Most of the things we do on a day to day basis produce some level of carbon footprint. Switching on the light, taking a shower, putting the kettle on, driving to work, the clothes we wear and the food we eat – all of those things involve the consumption of energy to work or be produced. And despite the rise of renewable energy sources, energy is still for the most part created by the burning of fossil fuels. And burning fossil fuels releases carbon dioxide and other ‘greenhouse gases’, into the atmosphere. It is these greenhouse gases which are held responsible for the climate change which is currently threatening the balance of nature.

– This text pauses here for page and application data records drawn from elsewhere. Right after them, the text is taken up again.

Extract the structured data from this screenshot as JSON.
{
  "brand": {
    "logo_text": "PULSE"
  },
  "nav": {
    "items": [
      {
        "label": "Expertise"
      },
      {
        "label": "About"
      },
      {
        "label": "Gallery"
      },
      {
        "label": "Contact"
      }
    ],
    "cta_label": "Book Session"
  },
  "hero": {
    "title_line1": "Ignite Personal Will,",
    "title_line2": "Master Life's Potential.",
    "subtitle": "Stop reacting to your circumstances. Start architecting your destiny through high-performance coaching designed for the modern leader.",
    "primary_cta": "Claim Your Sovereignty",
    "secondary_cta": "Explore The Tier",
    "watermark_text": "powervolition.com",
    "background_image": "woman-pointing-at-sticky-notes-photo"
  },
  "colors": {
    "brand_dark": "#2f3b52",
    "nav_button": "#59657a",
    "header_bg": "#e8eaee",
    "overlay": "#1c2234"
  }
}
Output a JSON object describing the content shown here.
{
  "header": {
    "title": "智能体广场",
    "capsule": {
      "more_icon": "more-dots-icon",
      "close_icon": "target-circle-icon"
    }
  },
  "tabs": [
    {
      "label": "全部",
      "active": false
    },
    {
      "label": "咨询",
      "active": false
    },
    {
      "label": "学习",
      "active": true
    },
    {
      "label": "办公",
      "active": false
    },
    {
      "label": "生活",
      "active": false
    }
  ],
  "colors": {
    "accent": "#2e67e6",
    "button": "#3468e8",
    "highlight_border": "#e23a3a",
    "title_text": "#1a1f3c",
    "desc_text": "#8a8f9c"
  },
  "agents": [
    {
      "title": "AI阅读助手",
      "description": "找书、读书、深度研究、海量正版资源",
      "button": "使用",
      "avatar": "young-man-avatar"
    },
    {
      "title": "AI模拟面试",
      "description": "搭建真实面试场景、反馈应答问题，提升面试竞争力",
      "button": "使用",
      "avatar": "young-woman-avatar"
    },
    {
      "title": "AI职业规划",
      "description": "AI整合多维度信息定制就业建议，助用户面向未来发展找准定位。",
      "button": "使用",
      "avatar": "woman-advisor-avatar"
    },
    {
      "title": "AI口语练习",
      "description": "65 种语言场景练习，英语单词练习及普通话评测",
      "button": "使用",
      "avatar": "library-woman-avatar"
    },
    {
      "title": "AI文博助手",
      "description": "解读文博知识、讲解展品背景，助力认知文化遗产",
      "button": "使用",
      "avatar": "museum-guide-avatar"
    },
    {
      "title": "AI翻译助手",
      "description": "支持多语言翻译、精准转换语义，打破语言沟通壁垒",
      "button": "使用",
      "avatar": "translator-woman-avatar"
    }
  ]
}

In an attempt to create a unified global response to climate change the UN’s Kyoto Agreement created an international system of carbon-caps and carbon trading. The outcome of the Kyoto Agreement was that developed industrial countries that had historically contributed most to global emissions would have limits placed on their carbon emissions which would be gradually reduced with time. The countries would pass these emissions caps on to the industries that contributed most to the total carbon emissions produced by the country obliging them to reduce their emissions through investment in carbon efficient technology and practices.

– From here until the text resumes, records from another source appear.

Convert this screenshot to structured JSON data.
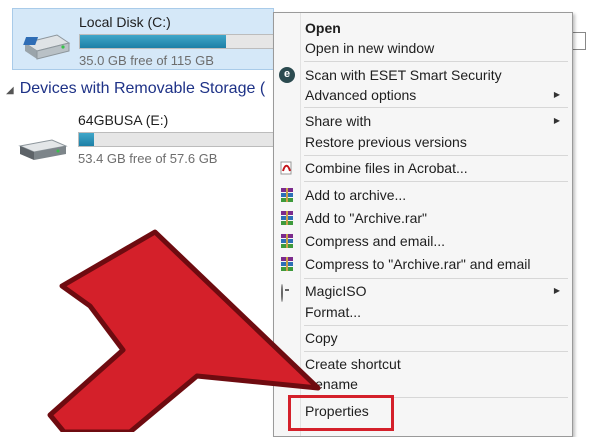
{
  "explorer": {
    "drives": [
      {
        "name": "Local Disk (C:)",
        "free_text": "35.0 GB free of 115 GB",
        "used_fraction": 0.7
      },
      {
        "name": "64GBUSA (E:)",
        "free_text": "53.4 GB free of 57.6 GB",
        "used_fraction": 0.07
      }
    ],
    "section_header": "Devices with Removable Storage ("
  },
  "context_menu": {
    "items": [
      {
        "label": "Open",
        "icon": null
      },
      {
        "label": "Open in new window",
        "icon": null
      },
      {
        "label": "Scan with ESET Smart Security",
        "icon": "eset-icon"
      },
      {
        "label": "Advanced options",
        "icon": null,
        "submenu": true
      },
      {
        "label": "Share with",
        "icon": null,
        "submenu": true
      },
      {
        "label": "Restore previous versions",
        "icon": null
      },
      {
        "label": "Combine files in Acrobat...",
        "icon": "acrobat-icon"
      },
      {
        "label": "Add to archive...",
        "icon": "winrar-icon"
      },
      {
        "label": "Add to \"Archive.rar\"",
        "icon": "winrar-icon"
      },
      {
        "label": "Compress and email...",
        "icon": "winrar-icon"
      },
      {
        "label": "Compress to \"Archive.rar\" and email",
        "icon": "winrar-icon"
      },
      {
        "label": "MagicISO",
        "icon": "magiciso-icon",
        "submenu": true
      },
      {
        "label": "Format...",
        "icon": null
      },
      {
        "label": "Copy",
        "icon": null
      },
      {
        "label": "Create shortcut",
        "icon": null
      },
      {
        "label": "Rename",
        "icon": null
      },
      {
        "label": "Properties",
        "icon": null,
        "highlighted": true
      }
    ]
  },
  "annotation": {
    "arrow_color": "#d4202a",
    "highlight_color": "#d4202a"
  }
}
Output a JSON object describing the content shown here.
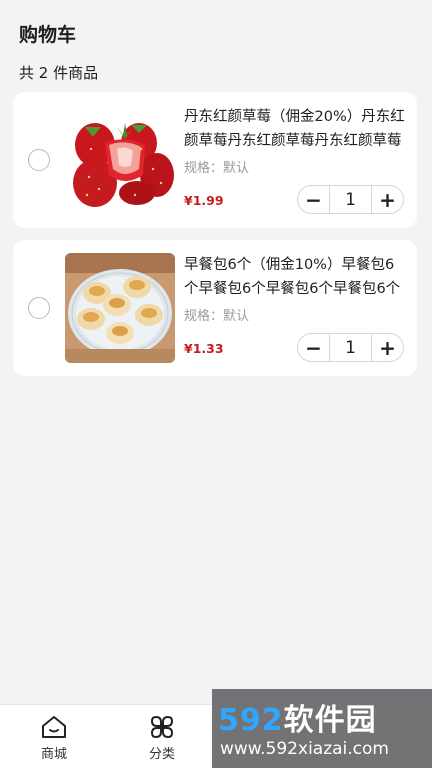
{
  "header": {
    "title": "购物车",
    "count_text": "共 2 件商品"
  },
  "cart_items": [
    {
      "name": "丹东红颜草莓（佣金20%）丹东红颜草莓丹东红颜草莓丹东红颜草莓",
      "spec": "规格：默认",
      "price": "¥1.99",
      "quantity": "1",
      "selected": false,
      "image_icon": "strawberry-image"
    },
    {
      "name": "早餐包6个（佣金10%）早餐包6个早餐包6个早餐包6个早餐包6个",
      "spec": "规格：默认",
      "price": "¥1.33",
      "quantity": "1",
      "selected": false,
      "image_icon": "breakfast-buns-image"
    }
  ],
  "stepper": {
    "minus": "−",
    "plus": "+"
  },
  "tabbar": {
    "items": [
      {
        "label": "商城",
        "icon": "home-icon"
      },
      {
        "label": "分类",
        "icon": "category-icon"
      }
    ]
  },
  "watermark": {
    "digits": "592",
    "text": "软件园",
    "url": "www.592xiazai.com"
  },
  "colors": {
    "price": "#c41d1d",
    "background": "#f1f3f5",
    "watermark_blue": "#2fa6ff"
  }
}
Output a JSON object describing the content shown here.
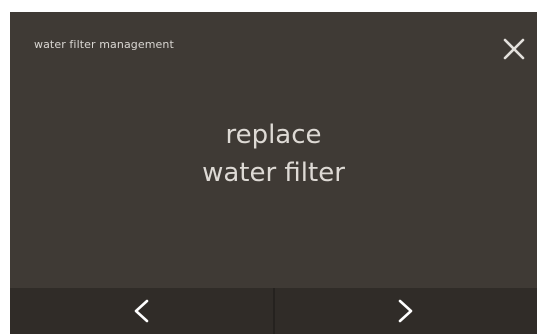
{
  "header": {
    "title": "water filter management",
    "close_icon": "close-icon"
  },
  "message": {
    "line1": "replace",
    "line2": "water filter"
  },
  "navigation": {
    "prev_icon": "chevron-left-icon",
    "next_icon": "chevron-right-icon"
  },
  "colors": {
    "background": "#3f3a35",
    "navbar": "#302c28",
    "text": "#dedad5"
  }
}
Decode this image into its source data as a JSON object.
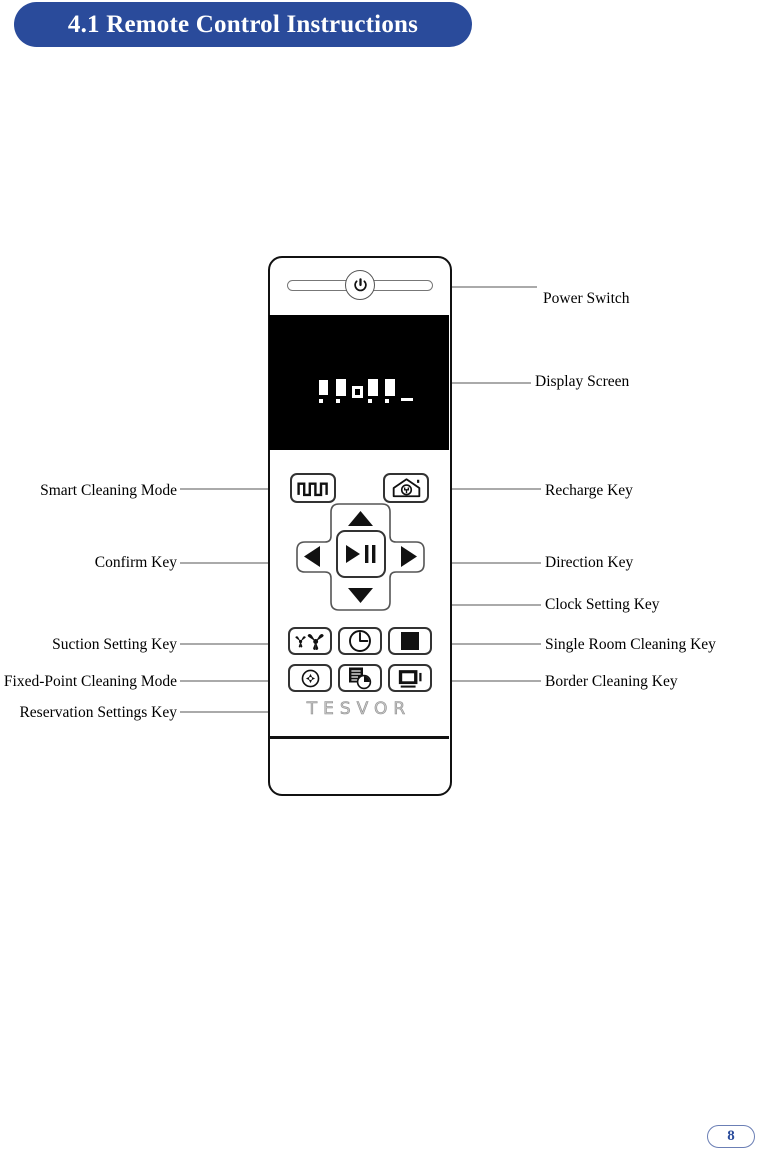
{
  "header": {
    "title": "4.1 Remote Control Instructions",
    "pill_color": "#2A4B9B"
  },
  "remote": {
    "brand": "TESVOR",
    "power_button": {
      "icon": "power-icon"
    },
    "display": {
      "icon": "lcd-display"
    },
    "keys": [
      {
        "id": "smart-cleaning",
        "icon": "zigzag-wave-icon"
      },
      {
        "id": "recharge",
        "icon": "house-plug-icon"
      },
      {
        "id": "direction-up",
        "icon": "arrow-up-icon"
      },
      {
        "id": "direction-down",
        "icon": "arrow-down-icon"
      },
      {
        "id": "direction-left",
        "icon": "arrow-left-icon"
      },
      {
        "id": "direction-right",
        "icon": "arrow-right-icon"
      },
      {
        "id": "confirm",
        "icon": "play-pause-icon"
      },
      {
        "id": "suction-setting",
        "icon": "dual-fan-icon"
      },
      {
        "id": "clock-setting",
        "icon": "clock-icon"
      },
      {
        "id": "single-room-cleaning",
        "icon": "filled-square-icon"
      },
      {
        "id": "fixed-point-cleaning",
        "icon": "spiral-target-icon"
      },
      {
        "id": "reservation-settings",
        "icon": "document-clock-icon"
      },
      {
        "id": "border-cleaning",
        "icon": "nested-rectangles-icon"
      }
    ]
  },
  "callouts": {
    "right": [
      {
        "id": "power-switch",
        "label": "Power Switch"
      },
      {
        "id": "display-screen",
        "label": "Display Screen"
      },
      {
        "id": "recharge-key",
        "label": "Recharge Key"
      },
      {
        "id": "direction-key",
        "label": "Direction Key"
      },
      {
        "id": "clock-setting-key",
        "label": "Clock Setting Key"
      },
      {
        "id": "single-room-cleaning-key",
        "label": "Single Room Cleaning Key"
      },
      {
        "id": "border-cleaning-key",
        "label": "Border Cleaning Key"
      }
    ],
    "left": [
      {
        "id": "smart-cleaning-mode",
        "label": "Smart Cleaning Mode"
      },
      {
        "id": "confirm-key",
        "label": "Confirm Key"
      },
      {
        "id": "suction-setting-key",
        "label": "Suction Setting Key"
      },
      {
        "id": "fixed-point-cleaning-mode",
        "label": "Fixed-Point Cleaning Mode"
      },
      {
        "id": "reservation-settings-key",
        "label": "Reservation Settings Key"
      }
    ]
  },
  "footer": {
    "page_number": "8"
  }
}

Carbon offsetting was introduced as a flexibility mechanism to help industries to cope with these new caps on their emissions. Carbon reducing projects were set-up around the globe and these projects are funded by the sale of carbon offsets. So, a renewable energy project in Africa, or a project in Asia aiming to reduce the pollution caused by farming in the region are financed by selling carbon offsets to western corporations. Approved experts will calculate how many tonnes of carbon equivalent emissions these projects save from entering the atmosphere and award a respective number of carbon offset units to the project annually. Western companies which are struggling to keep within the cap set by the Kyoto Protocol can buy these offsets in order to compensate for the number of tonnes of emissions by which they exceed their limit.

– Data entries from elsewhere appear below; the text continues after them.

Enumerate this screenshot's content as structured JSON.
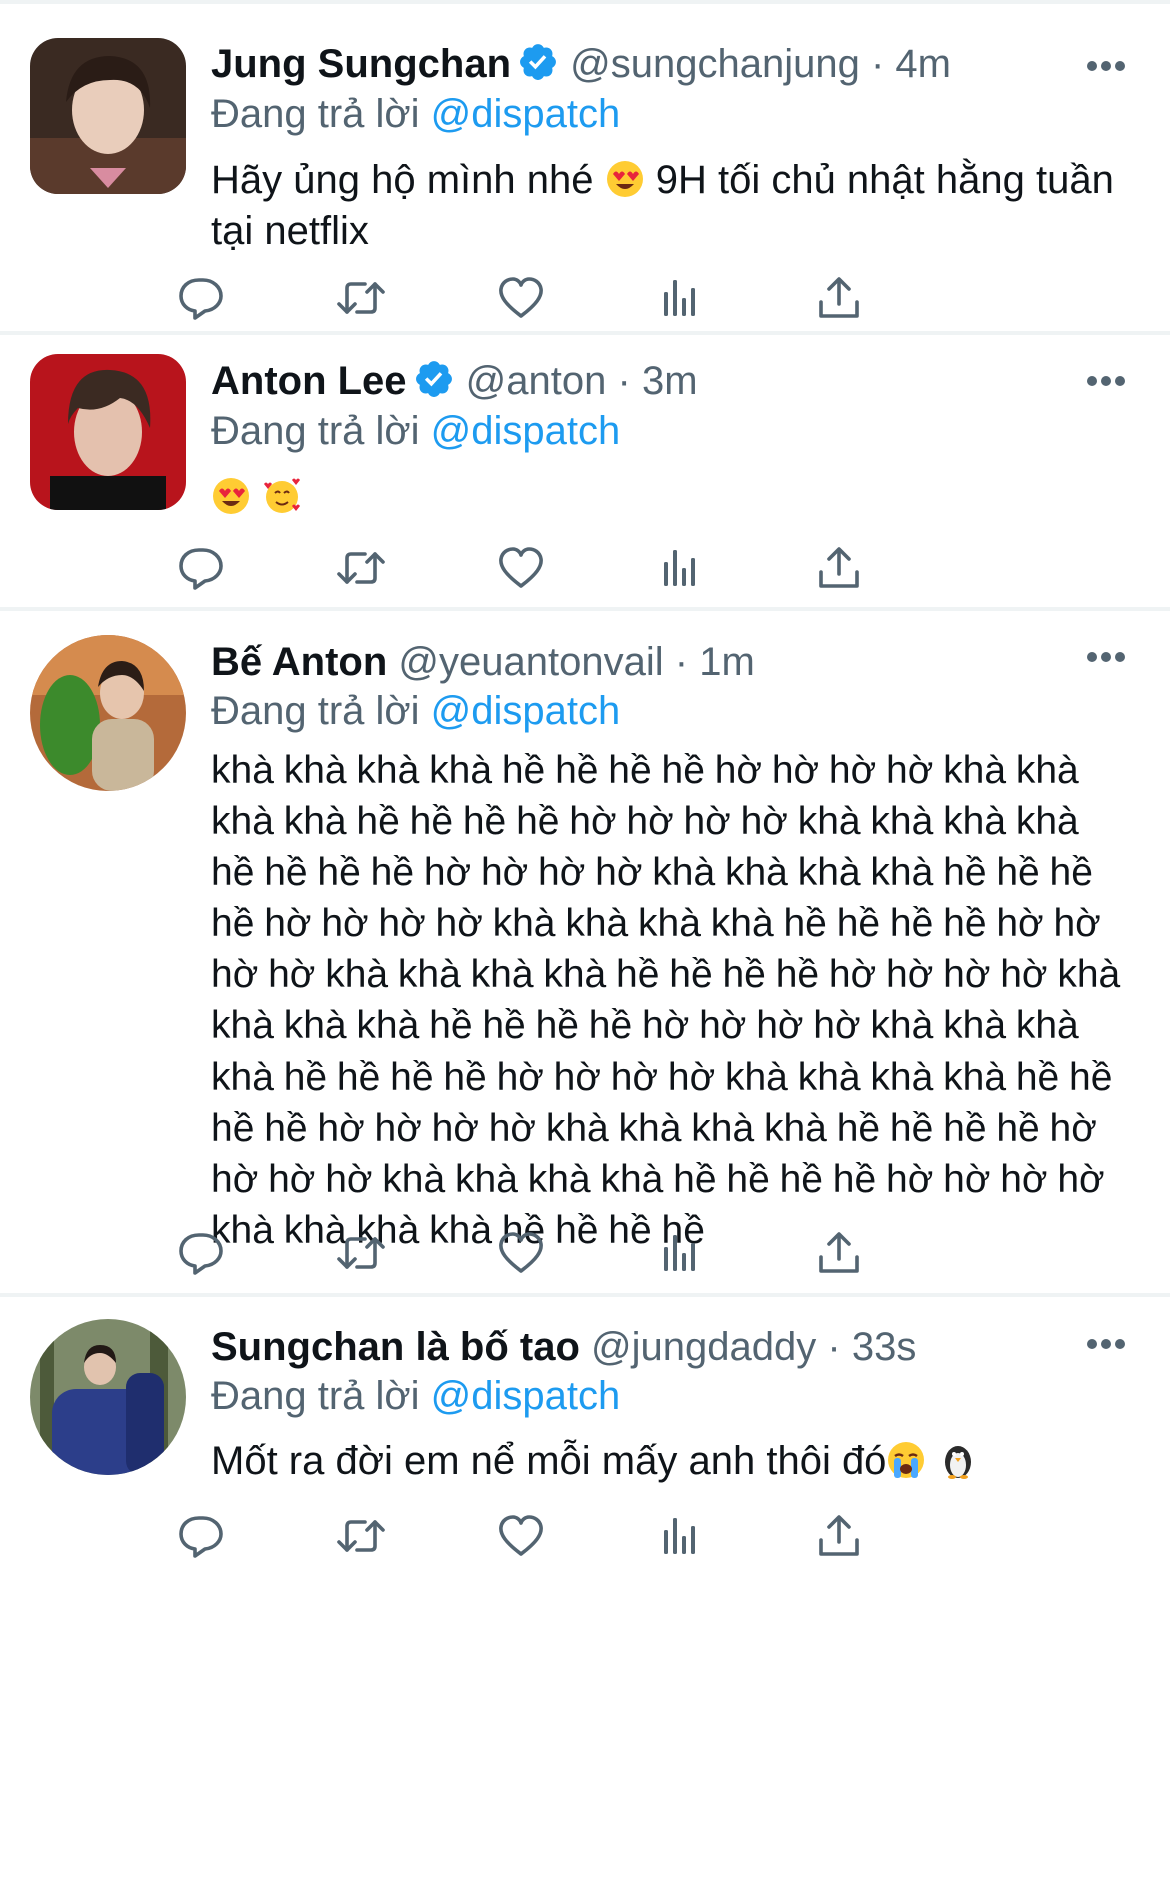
{
  "colors": {
    "link": "#1d9bf0",
    "muted": "#536471",
    "text": "#0f1419",
    "divider": "#eff3f4"
  },
  "reply_prefix": "Đang trả lời",
  "tweets": [
    {
      "name": "Jung Sungchan",
      "verified": true,
      "handle": "@sungchanjung",
      "time": "4m",
      "reply_to": "@dispatch",
      "text": "Hãy ủng hộ mình nhé",
      "text_after_emoji": " 9H tối chủ nhật hằng tuần tại netflix",
      "emojis": [
        "heart-eyes-emoji"
      ]
    },
    {
      "name": "Anton Lee",
      "verified": true,
      "handle": "@anton",
      "time": "3m",
      "reply_to": "@dispatch",
      "emojis": [
        "heart-eyes-emoji",
        "smiling-hearts-emoji"
      ]
    },
    {
      "name": "Bế Anton",
      "verified": false,
      "handle": "@yeuantonvail",
      "time": "1m",
      "reply_to": "@dispatch",
      "text": "khà khà khà khà hề hề hề hề hờ hờ hờ hờ khà khà khà khà hề hề hề hề hờ hờ hờ hờ khà khà khà khà hề hề hề hề hờ hờ hờ hờ khà khà khà khà hề hề hề hề hờ hờ hờ hờ khà khà khà khà hề hề hề hề hờ hờ hờ hờ khà khà khà khà hề hề hề hề hờ hờ hờ hờ khà khà khà khà hề hề hề hề hờ hờ hờ hờ khà khà khà khà hề hề hề hề hờ hờ hờ hờ khà khà khà khà hề hề hề hề hờ hờ hờ hờ khà khà khà khà hề hề hề hề hờ hờ hờ hờ khà khà khà khà hề hề hề hề hờ hờ hờ hờ khà khà khà khà hề hề hề hề"
    },
    {
      "name": "Sungchan là bố tao",
      "verified": false,
      "handle": "@jungdaddy",
      "time": "33s",
      "reply_to": "@dispatch",
      "text": "Mốt ra đời em nể mỗi mấy anh thôi đó",
      "emojis": [
        "crying-emoji",
        "penguin-emoji"
      ]
    }
  ],
  "actions": [
    "reply-icon",
    "retweet-icon",
    "like-icon",
    "views-icon",
    "share-icon"
  ]
}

With time many companies and organisations have started buying carbon offsets out with the Kyoto Agreement as part of their corporate social responsibility initiatives. So companies which are not obliged by law to offset their carbon emissions are doing so anyway. Some environmentally conscious households now also buy carbon offsets.